- A close adaptation of the undersurface of calculus to depressions or gently sloping mounds of the unaltered cementum surface
- Penetration of bacterial calculus into the cementum
Dental Calculus Formation
As we already mentioned earlier dental calculus is actually the mineralized dental plaque.
The soft dental plaque hardens by the precipitation of mineral salts. This process usually starts between the 1st and 14th days of plaque formation in the mouth. But calcification itself occurs within 4 to 8 hours.
The plaque may be 50% mineralized within 2 days and 60% to 90% mineralized within 12 days. However, it is not necessary for all the dental plaque to undergo calcification. Plaque that does not transform into calculus reaches the level of its maximal mineral content within 2 days.

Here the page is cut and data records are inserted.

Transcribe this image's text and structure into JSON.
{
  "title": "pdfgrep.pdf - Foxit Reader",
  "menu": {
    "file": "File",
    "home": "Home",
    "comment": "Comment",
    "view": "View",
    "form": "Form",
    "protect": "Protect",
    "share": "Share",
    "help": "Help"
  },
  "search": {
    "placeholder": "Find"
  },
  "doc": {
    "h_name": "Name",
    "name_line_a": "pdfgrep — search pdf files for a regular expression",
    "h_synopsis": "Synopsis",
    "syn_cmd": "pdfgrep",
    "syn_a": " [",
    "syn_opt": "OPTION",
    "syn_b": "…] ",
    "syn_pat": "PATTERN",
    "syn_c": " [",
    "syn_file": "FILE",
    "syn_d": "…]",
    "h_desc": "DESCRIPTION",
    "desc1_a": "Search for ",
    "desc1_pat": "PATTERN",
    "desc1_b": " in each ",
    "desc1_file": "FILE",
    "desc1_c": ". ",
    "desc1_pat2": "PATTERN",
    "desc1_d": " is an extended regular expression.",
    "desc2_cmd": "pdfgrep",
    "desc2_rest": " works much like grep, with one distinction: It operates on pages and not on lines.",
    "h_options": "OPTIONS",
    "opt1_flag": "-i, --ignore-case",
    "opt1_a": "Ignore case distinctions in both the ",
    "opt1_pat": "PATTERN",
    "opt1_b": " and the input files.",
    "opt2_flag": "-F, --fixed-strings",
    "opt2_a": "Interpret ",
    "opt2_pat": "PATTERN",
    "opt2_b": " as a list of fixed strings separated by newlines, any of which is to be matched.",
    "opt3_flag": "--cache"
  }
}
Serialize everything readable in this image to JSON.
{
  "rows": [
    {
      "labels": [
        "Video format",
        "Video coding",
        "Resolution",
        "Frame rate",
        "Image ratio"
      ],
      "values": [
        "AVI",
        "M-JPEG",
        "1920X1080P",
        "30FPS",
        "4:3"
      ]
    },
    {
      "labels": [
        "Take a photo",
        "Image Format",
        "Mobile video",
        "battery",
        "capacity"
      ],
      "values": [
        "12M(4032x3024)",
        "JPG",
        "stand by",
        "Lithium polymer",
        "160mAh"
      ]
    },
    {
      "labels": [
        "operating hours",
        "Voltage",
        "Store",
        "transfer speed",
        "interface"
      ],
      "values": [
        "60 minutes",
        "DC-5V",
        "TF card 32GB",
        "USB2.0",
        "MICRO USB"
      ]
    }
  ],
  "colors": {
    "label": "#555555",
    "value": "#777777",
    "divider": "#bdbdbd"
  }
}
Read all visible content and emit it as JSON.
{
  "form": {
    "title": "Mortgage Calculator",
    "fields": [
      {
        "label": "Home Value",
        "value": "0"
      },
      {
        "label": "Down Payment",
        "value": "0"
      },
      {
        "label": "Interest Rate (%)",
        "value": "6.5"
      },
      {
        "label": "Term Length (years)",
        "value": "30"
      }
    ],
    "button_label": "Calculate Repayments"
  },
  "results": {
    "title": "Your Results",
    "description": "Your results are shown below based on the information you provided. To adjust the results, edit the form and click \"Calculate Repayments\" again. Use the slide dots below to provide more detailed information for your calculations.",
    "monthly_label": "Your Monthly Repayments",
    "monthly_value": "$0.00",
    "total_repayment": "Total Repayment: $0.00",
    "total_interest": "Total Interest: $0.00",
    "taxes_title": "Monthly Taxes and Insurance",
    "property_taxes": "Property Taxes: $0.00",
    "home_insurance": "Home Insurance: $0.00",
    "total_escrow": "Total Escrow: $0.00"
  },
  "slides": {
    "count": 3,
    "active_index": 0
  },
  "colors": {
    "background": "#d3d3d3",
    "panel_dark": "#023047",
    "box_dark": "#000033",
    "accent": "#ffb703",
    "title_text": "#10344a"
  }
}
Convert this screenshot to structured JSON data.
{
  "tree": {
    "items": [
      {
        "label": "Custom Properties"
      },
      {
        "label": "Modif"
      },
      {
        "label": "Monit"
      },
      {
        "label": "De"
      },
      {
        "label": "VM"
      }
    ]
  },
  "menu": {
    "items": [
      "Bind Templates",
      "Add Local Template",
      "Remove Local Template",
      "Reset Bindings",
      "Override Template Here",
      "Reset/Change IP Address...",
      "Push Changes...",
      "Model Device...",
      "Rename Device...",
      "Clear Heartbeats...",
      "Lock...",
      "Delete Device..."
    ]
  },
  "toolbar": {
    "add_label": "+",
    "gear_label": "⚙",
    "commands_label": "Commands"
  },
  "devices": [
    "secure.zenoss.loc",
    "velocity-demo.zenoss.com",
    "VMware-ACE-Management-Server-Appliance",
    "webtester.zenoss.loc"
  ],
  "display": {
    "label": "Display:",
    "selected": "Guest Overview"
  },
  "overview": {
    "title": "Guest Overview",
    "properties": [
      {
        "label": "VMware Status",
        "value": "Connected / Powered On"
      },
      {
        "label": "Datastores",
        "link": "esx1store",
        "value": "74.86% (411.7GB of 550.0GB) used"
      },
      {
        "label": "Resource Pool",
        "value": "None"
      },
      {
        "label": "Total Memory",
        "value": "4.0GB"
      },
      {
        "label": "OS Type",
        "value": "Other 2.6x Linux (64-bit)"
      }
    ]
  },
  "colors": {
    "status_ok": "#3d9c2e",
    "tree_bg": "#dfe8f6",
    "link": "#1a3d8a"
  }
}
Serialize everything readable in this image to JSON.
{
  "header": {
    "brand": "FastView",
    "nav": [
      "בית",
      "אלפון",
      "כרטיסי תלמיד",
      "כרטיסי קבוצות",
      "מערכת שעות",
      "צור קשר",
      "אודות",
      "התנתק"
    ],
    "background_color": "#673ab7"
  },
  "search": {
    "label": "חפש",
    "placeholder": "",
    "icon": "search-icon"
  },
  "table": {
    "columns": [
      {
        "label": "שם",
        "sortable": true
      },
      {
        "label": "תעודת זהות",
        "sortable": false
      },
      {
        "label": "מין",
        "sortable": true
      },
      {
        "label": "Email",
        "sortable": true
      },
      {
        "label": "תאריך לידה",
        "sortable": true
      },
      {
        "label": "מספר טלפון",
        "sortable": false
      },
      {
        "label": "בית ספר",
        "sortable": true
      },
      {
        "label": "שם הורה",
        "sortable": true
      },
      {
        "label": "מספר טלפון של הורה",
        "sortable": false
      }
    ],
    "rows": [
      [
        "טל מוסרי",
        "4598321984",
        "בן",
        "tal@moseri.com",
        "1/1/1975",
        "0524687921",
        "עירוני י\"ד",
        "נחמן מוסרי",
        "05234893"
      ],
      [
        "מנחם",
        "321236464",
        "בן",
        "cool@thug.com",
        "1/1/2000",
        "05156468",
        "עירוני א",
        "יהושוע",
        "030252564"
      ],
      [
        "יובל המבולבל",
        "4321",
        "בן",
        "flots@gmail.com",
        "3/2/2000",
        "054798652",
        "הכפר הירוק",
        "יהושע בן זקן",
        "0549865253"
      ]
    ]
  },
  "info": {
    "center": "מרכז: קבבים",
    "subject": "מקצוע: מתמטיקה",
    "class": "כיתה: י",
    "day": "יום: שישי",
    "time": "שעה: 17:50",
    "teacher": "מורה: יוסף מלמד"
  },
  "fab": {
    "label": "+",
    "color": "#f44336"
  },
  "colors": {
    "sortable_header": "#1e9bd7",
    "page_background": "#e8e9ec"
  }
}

Another important thing to remember here is that microorganisms are not always necessary to form dental calculus, because it has been studied and proven that calculus readily occurs in germ-free rodents as well.
Who Is At Risk?
People belonging to one or more of the following categories may be at an increased risk of getting dental calculus.
Older people are at a higher risk of getting calculus than the younger ones.
Smoking has been linked with an increased incidence of supragingival calculus along with extrinsic stains.
Diet & Nutrition:
People who suffer from deficiencies of vitamin A, Vitamin B3 or Vitamin B6 are believed to be at a higher risk of getting calculus. Increased intake of protein, phosphorus, dietary calcium, bicarbonate, and carbohydrate is also linked with a higher incidence of calculus.
Salivary flow, ph of saliva and the saliva constitution are also believed to be important factors that influence the formation of calculus. Higher ph of saliva, low salivary secretion & flow and higher calcium content in saliva are the main culprits.
Increased stress may also have a link with an increased occurrence of calculus in individuals.
Dental Calculus Treatment
Tooth brushing and dental flossing are only effective as long as the dental plaque isn’t mineralized and hasn’t transformed into calculus. Once the dental calculus is formed as it is firmly attached to the tooth surface, it can’t be removed with a toothbrush.
The removal of dental calculus can only be done in a dental clinic by the dentist or a dental hygienist using special instruments. The instruments that are used for these purposes are called scalers, curettes, and root planers.
The process itself is called dental scaling. The scalers can be of different types. Hand scalers, ultrasonic scalers, sonic scalers etc.
Dental scaling may be performed with or without anaesthesia. This procedure may require more than one visit depending on the severity. In some cases, your dentist may prescribe an anaesthetic gel or an oral analgesic to tackle the postoperative sensitivity.
You may need to do a follow up after the procedure.
Once the dental scaling has been completed and all the calculus is removed, it is necessary to maintain good oral hygiene to prevent the recurrence of calculus.
Here are some guidelines for you to follow.
- Practice the correct brushing techniques.
- Use dental flosses and interdental brushes regularly.
- Use mouthwashes, if prescribed by the dentist (overuse isn’t recommended)
- Visit your dentist once every six months.